*** Data to use ***
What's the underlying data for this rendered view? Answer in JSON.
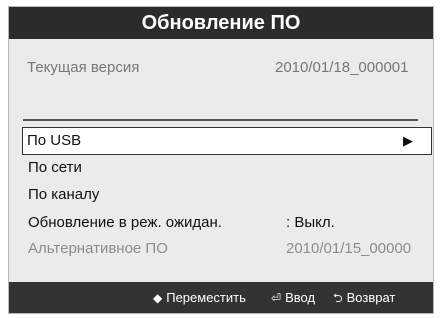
{
  "dialog": {
    "title": "Обновление ПО"
  },
  "current_version": {
    "label": "Текущая версия",
    "value": "2010/01/18_000001"
  },
  "menu": {
    "items": [
      {
        "label": "По USB",
        "value": "▶",
        "selected": true
      },
      {
        "label": "По сети"
      },
      {
        "label": "По каналу"
      },
      {
        "label": "Обновление в реж. ожидан.",
        "value": ": Выкл."
      },
      {
        "label": "Альтернативное ПО",
        "value": "2010/01/15_00000",
        "disabled": true
      }
    ]
  },
  "footer": {
    "move_icon": "up-down-arrows-icon",
    "move_glyph": "◆",
    "move_label": "Переместить",
    "enter_icon": "enter-icon",
    "enter_glyph": "⏎",
    "enter_label": "Ввод",
    "return_icon": "return-icon",
    "return_glyph": "⮌",
    "return_label": "Возврат"
  },
  "colors": {
    "title_bar": "#2b2b2b",
    "background": "#ebebeb",
    "footer": "#333333",
    "disabled_text": "#8c8c8c"
  }
}
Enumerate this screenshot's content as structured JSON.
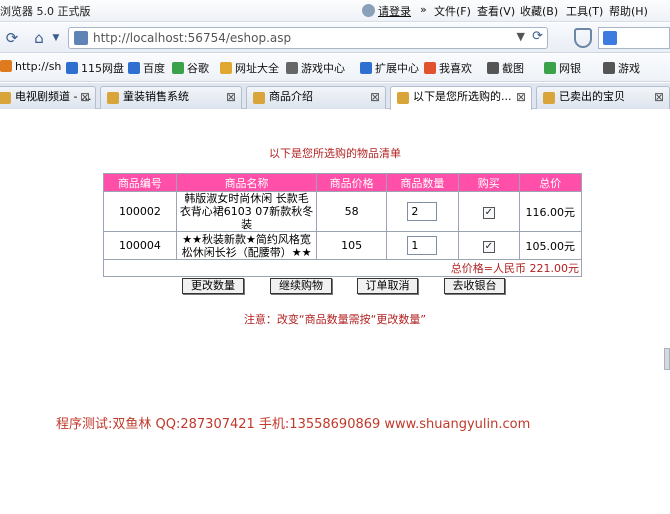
{
  "browser": {
    "title": "浏览器 5.0 正式版",
    "menu": {
      "login": "请登录",
      "more": "»",
      "file": "文件(F)",
      "view": "查看(V)",
      "favorites": "收藏(B)",
      "tools": "工具(T)",
      "help": "帮助(H)"
    },
    "address": "http://localhost:56754/eshop.asp",
    "bookmarks": [
      {
        "label": "http://sh",
        "color": "#e07a1f"
      },
      {
        "label": "115网盘",
        "color": "#2f6fd0"
      },
      {
        "label": "百度",
        "color": "#2f6fd0"
      },
      {
        "label": "谷歌",
        "color": "#3aa34a"
      },
      {
        "label": "网址大全",
        "color": "#e0a82e"
      },
      {
        "label": "游戏中心",
        "color": "#666666"
      },
      {
        "label": "扩展中心",
        "color": "#2f6fd0"
      },
      {
        "label": "我喜欢",
        "color": "#e0532e"
      },
      {
        "label": "截图",
        "color": "#555555"
      },
      {
        "label": "网银",
        "color": "#3aa34a"
      },
      {
        "label": "游戏",
        "color": "#555555"
      }
    ],
    "tabs": [
      {
        "label": "电视剧频道 - ..."
      },
      {
        "label": "童装销售系统"
      },
      {
        "label": "商品介绍"
      },
      {
        "label": "以下是您所选购的..."
      },
      {
        "label": "已卖出的宝贝"
      }
    ]
  },
  "page": {
    "heading": "以下是您所选购的物品清单",
    "columns": [
      "商品编号",
      "商品名称",
      "商品价格",
      "商品数量",
      "购买",
      "总价"
    ],
    "rows": [
      {
        "id": "100002",
        "name": "韩版淑女时尚休闲 长款毛衣背心裙6103 07新款秋冬装",
        "price": "58",
        "qty": "2",
        "buy": true,
        "total": "116.00元"
      },
      {
        "id": "100004",
        "name": "★★秋装新款★简约风格宽松休闲长衫（配腰带）★★",
        "price": "105",
        "qty": "1",
        "buy": true,
        "total": "105.00元"
      }
    ],
    "grand_total": "总价格=人民币  221.00元",
    "buttons": {
      "update": "更改数量",
      "continue": "继续购物",
      "cancel": "订单取消",
      "checkout": "去收银台"
    },
    "note": "注意：改变“商品数量需按“更改数量”",
    "footer": "程序测试:双鱼林 QQ:287307421 手机:13558690869 www.shuangyulin.com"
  }
}
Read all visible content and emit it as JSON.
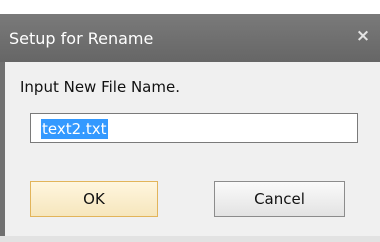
{
  "dialog": {
    "title": "Setup for Rename",
    "close_icon": "close-icon",
    "prompt": "Input New File Name.",
    "input_value": "text2.txt",
    "ok_label": "OK",
    "cancel_label": "Cancel"
  }
}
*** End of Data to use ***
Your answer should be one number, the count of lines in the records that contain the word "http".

2